A scan of the major petition sites tells us that the Bridge The Care Gap petition is already the most signed petition on mental health in India. Another promising result is the assurances received from several political parties, to indeed, prioritize implementing the new Mental Health Care Act and ensure budgetary provisions for mental health.
Bridge The Care Gap has also seen support from many other mental health organisations such as The Live Love Laugh Foundation, White Swan Foundation, Banyan, Society for Nutrition Iswar Sankalpa, Bipolar India, Patients Engage - with their work areas ranging from knowledge on mental health, service delivery and user-led advocacy. As part of this campaign, we also reached out to multiple organisations who do not work on mental health - but on child rights, women’s rights, law and policy, LGBTQ concerns, human rights and livelihood. Approximately 50 organisations have endorsed this petition and supported it by publicizing materials or sharing details with the communities they work in.
This campaign has foreshadowed plans for a global campaign on mental health, coordinated by United For Global Mental Health. As one of the Indian actors engaging with this global movement, it is an important pilot for any concerted work that lies ahead of the Indian entities who are partnering on the global campaign - whether it is sharing information or partnering as a coalition. This in fact, would not only lay the ground for another campaign but also be able to build on it to accelerate the effectiveness of both campaigns.
Once, political parties put mental health on their political agendas, the #BridgetheCareGap consortium will need to follow-up to ensure that the elected party makes good on that promise. Therefore, round-two of the campaign envisions monitoring implementation of legal provisions in mental health care and creating ‘report cards’ to flag shortfalls and place greater emphasis on accountability as well as more accurate on the ground knowledge of the mental health ecosystem in India.

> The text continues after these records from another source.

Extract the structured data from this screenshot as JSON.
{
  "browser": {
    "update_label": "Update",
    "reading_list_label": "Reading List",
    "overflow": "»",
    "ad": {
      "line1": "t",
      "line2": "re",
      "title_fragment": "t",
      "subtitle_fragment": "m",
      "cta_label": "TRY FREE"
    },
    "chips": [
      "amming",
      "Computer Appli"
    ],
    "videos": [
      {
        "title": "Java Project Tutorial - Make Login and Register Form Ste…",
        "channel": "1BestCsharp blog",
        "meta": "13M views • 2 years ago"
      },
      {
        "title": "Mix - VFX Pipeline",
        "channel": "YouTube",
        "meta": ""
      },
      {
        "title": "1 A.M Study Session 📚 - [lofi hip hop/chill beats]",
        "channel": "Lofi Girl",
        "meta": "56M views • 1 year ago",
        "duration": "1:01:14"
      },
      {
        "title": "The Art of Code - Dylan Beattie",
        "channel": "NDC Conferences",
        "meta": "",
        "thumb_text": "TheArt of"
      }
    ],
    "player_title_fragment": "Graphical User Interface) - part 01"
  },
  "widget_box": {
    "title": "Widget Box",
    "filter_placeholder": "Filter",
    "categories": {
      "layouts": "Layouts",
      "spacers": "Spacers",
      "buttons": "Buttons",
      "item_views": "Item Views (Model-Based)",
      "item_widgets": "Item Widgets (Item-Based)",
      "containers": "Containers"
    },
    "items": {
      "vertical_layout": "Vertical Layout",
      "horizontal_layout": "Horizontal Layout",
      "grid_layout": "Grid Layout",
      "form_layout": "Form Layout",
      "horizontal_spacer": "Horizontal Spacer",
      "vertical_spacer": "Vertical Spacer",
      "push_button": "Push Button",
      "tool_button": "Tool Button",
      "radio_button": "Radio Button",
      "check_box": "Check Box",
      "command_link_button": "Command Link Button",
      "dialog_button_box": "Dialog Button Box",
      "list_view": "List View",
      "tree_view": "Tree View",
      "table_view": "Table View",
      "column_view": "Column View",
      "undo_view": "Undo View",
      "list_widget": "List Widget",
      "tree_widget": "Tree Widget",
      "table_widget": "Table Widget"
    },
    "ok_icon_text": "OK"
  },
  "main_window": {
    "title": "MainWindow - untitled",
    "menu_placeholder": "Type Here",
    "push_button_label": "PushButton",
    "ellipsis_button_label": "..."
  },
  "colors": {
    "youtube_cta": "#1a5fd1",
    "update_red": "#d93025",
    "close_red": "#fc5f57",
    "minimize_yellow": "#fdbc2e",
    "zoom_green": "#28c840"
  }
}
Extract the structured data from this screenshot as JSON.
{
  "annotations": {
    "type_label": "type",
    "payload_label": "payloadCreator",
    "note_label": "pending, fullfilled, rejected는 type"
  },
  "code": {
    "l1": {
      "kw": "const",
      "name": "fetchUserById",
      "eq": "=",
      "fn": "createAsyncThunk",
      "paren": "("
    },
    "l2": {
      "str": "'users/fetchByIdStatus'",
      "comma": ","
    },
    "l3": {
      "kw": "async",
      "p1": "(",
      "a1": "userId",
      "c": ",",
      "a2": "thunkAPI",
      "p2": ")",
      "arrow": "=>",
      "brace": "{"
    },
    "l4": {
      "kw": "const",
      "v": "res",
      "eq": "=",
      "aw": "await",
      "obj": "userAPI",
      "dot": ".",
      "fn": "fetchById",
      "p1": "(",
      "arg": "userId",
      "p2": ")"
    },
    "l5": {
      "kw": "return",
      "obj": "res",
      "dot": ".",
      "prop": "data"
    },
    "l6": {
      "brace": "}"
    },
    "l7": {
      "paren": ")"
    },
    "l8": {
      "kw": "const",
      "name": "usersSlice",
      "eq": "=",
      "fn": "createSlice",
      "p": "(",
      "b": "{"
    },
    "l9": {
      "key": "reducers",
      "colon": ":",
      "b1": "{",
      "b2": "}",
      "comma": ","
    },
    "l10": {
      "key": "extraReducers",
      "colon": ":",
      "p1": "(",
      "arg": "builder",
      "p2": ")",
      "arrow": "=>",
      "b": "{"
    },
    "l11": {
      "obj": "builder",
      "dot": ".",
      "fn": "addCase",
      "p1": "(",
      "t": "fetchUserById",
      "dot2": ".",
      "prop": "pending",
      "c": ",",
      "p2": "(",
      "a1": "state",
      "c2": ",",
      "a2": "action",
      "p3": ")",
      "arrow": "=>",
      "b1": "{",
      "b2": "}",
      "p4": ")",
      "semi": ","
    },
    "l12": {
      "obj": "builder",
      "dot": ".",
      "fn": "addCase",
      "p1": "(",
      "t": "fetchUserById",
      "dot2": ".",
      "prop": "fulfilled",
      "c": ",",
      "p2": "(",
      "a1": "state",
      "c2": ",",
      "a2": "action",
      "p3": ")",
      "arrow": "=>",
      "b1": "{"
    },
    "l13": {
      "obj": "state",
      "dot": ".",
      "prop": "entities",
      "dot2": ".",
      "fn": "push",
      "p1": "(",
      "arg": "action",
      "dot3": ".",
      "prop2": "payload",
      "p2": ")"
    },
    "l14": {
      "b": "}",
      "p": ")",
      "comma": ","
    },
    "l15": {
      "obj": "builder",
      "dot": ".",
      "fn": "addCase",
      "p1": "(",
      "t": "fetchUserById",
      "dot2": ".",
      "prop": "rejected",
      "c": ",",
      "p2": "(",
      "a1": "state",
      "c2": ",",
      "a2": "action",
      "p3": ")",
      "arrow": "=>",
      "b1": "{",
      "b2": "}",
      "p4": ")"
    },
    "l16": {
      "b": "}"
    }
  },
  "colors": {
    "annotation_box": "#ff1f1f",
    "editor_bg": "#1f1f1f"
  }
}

As we have reached out to civil society beyond organisations working on mental health, we hope to strengthen bonds amongst civil service organisations - including those who work on child rights, livelihood, women’s rights as mental health is an inter-sectoral issue. This wider participation should be crucial to inspire a wider user-survivor led, inter-sectoral advocacy movement in India.
Access additional resources and information on MHI’s #BridgetheCareGap campaign:
- Why India needs to invest in mental health
- Read the mental health manifesto
- Sign the petition
- Reframing funding in mental health Report
- Excerpt from Dr. Soumitra Pathare’s interview with White Swan: The right to mental healthcare is the heart of the Act
- Duffy RM, Narayan CL, Goyal N, Kelly BD. New legislation, new frontiers: Indian psychiatrists’ perspective of the mental healthcare act 2017 prior to implementation. Indian J Psychiatry 2018;60:351-4.